I forgot about the conversation until I had my mom fill out the Environmentally-Friendly Practices List. When we got to the Raise Chickens part, there was an immediate checkmark at the never option. I asked her about it, and it turns out, my mom and chickens have some history that has since embedded a negative view on chicken- raising for her for life.

It actually began when we lived in Guatemala. I was a baby and my mom lived with my grandma, her mother-in-law. My grandma had, from my understanding, an open room where the chickens had a coop that they could access from there and outside. This room was next to ours, and the chickens could be seen right over top of the wall that didn’t extend to the ceiling. She said they would often sleep up there. I wanted to know more about her trepidation towards chickens.

Here, she explains,

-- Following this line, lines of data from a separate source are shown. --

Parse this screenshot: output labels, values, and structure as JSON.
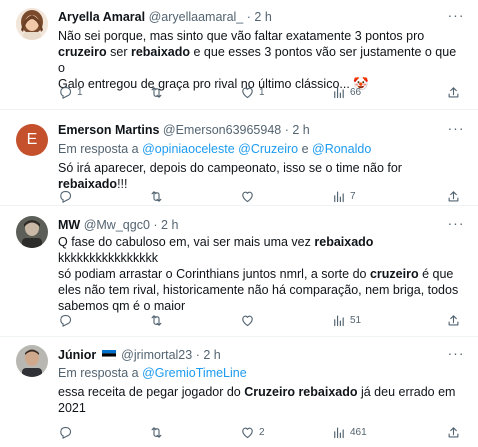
{
  "tweets": [
    {
      "name": "Aryella Amaral",
      "handle": "@aryellaamaral_",
      "time": "2 h",
      "lines": [
        [
          {
            "t": "Não sei porque, mas sinto que vão faltar exatamente 3 pontos pro"
          }
        ],
        [
          {
            "t": "cruzeiro",
            "b": true
          },
          {
            "t": " ser "
          },
          {
            "t": "rebaixado",
            "b": true
          },
          {
            "t": " e que esses 3 pontos vão ser justamente o que o"
          }
        ],
        [
          {
            "t": "Galo entregou de graça pro rival no último clássico... 🤡"
          }
        ]
      ],
      "counts": {
        "replies": "1",
        "retweets": "",
        "likes": "1",
        "views": "66"
      }
    },
    {
      "name": "Emerson Martins",
      "handle": "@Emerson63965948",
      "time": "2 h",
      "avatar_letter": "E",
      "reply_prefix": "Em resposta a",
      "reply_mentions": [
        "@opiniaoceleste",
        "@Cruzeiro",
        "@Ronaldo"
      ],
      "reply_joiner": "e",
      "lines": [
        [
          {
            "t": "Só irá aparecer, depois do campeonato, isso se o time não for "
          },
          {
            "t": "rebaixado",
            "b": true
          },
          {
            "t": "!!!"
          }
        ]
      ],
      "counts": {
        "replies": "",
        "retweets": "",
        "likes": "",
        "views": "7"
      }
    },
    {
      "name": "MW",
      "handle": "@Mw_qgc0",
      "time": "2 h",
      "lines": [
        [
          {
            "t": "Q fase do cabuloso em, vai ser mais uma vez "
          },
          {
            "t": "rebaixado",
            "b": true
          },
          {
            "t": " kkkkkkkkkkkkkkkk"
          }
        ],
        [
          {
            "t": "só podiam arrastar o Corinthians juntos nmrl, a sorte do "
          },
          {
            "t": "cruzeiro",
            "b": true
          },
          {
            "t": " é que"
          }
        ],
        [
          {
            "t": "eles não tem rival, historicamente não há comparação, nem briga, todos"
          }
        ],
        [
          {
            "t": "sabemos qm é o maior"
          }
        ]
      ],
      "counts": {
        "replies": "",
        "retweets": "",
        "likes": "",
        "views": "51"
      }
    },
    {
      "name": "Júnior",
      "handle": "@jrimortal23",
      "time": "2 h",
      "reply_prefix": "Em resposta a",
      "reply_mentions": [
        "@GremioTimeLine"
      ],
      "reply_joiner": "",
      "lines": [
        [
          {
            "t": "essa receita de pegar jogador do "
          },
          {
            "t": "Cruzeiro",
            "b": true
          },
          {
            "t": " "
          },
          {
            "t": "rebaixado",
            "b": true
          },
          {
            "t": " já deu errado em"
          }
        ],
        [
          {
            "t": "2021"
          }
        ]
      ],
      "counts": {
        "replies": "",
        "retweets": "",
        "likes": "2",
        "views": "461"
      }
    }
  ],
  "icons": {
    "more": "more-dots-icon",
    "reply": "reply-bubble-icon",
    "retweet": "retweet-icon",
    "like": "heart-icon",
    "views": "views-chart-icon",
    "share": "share-upload-icon",
    "flag": "estonia-flag-icon"
  },
  "colors": {
    "text": "#0f1419",
    "secondary": "#536471",
    "link": "#1d9bf0",
    "divider": "#eff3f4",
    "avatar_emerson": "#c4502c"
  }
}
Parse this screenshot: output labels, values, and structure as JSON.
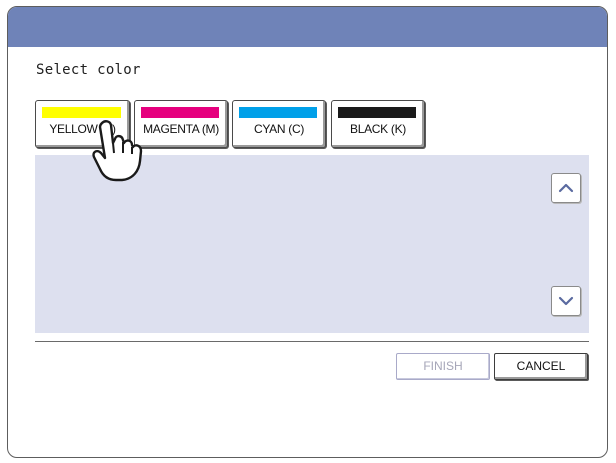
{
  "prompt_text": "Select color",
  "color_buttons": [
    {
      "label": "YELLOW (Y)",
      "swatch": "#ffff00"
    },
    {
      "label": "MAGENTA (M)",
      "swatch": "#e6007e"
    },
    {
      "label": "CYAN (C)",
      "swatch": "#00a0e9"
    },
    {
      "label": "BLACK (K)",
      "swatch": "#1a1a1a"
    }
  ],
  "actions": {
    "finish_label": "FINISH",
    "cancel_label": "CANCEL"
  },
  "colors": {
    "titlebar": "#6f83b8",
    "list_panel": "#dde0ef",
    "disabled_text": "#a6a6b8"
  },
  "icons": {
    "scroll_up": "chevron-up-icon",
    "scroll_down": "chevron-down-icon",
    "pointer": "pointing-hand-icon"
  }
}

Naturally, they have chicken lice, or bird mites, and they can crawl everywhere where the chickens live. But your grandma had chickens that were located next to our room and I could find those mites in the clothes, in the kitchen, crawling on the table. They’re very tiny but I found them. I’d find them crawling on your arms and it was nasty. It’s very difficult to control where those things go, so I just assume they have them. I don’t mind the noise they [chickens] make, I love the eggs, and I like seeing them. The eggs have a stronger flavor; they taste a lot better. Like when we eathuevos tibios, boiled eggs, the flavor is five times better. It’s rich and the color of the yolk is so bright--it’s not like the white eggs here, they pale in comparison.  But just because they have those bugs, I’ll never have chickens. You were a baby and you had these rashes and I didn’t know why and those bugs were probably biting you.

And with the chickens where will you put them in the winter? Inside of your house? No. In Guatemala they stay outside.

It’s stories like that that play so vividly in my imagination of a life that I so very briefly lived in a different land. My mom brings with her many different acts of sustainability from growing up in Guatemala that I also see myself doing too such as constantly turning off all lights when they’re not in use, or the TV when no one’s watching.  In terms of repairing things that are broken or using them for something new, my mom explained it as, “Why do I need to buy something else when I can fix this one and with a little bit of money you can still make it work? I always saw my mom sewing and fixing things, going to take classes to keep learning. So I was always watching my mom doing new things and not being afraid that you will break it. If it’s already broken, what more can you do? Just make it better.” I proudly bare that same mentality. 

Although we’ll be chicken-less in Homewood, our family practices all sorts of other sustainability habits. And I’m happy that my mom has it rooted deeply in her so that she has passed it down.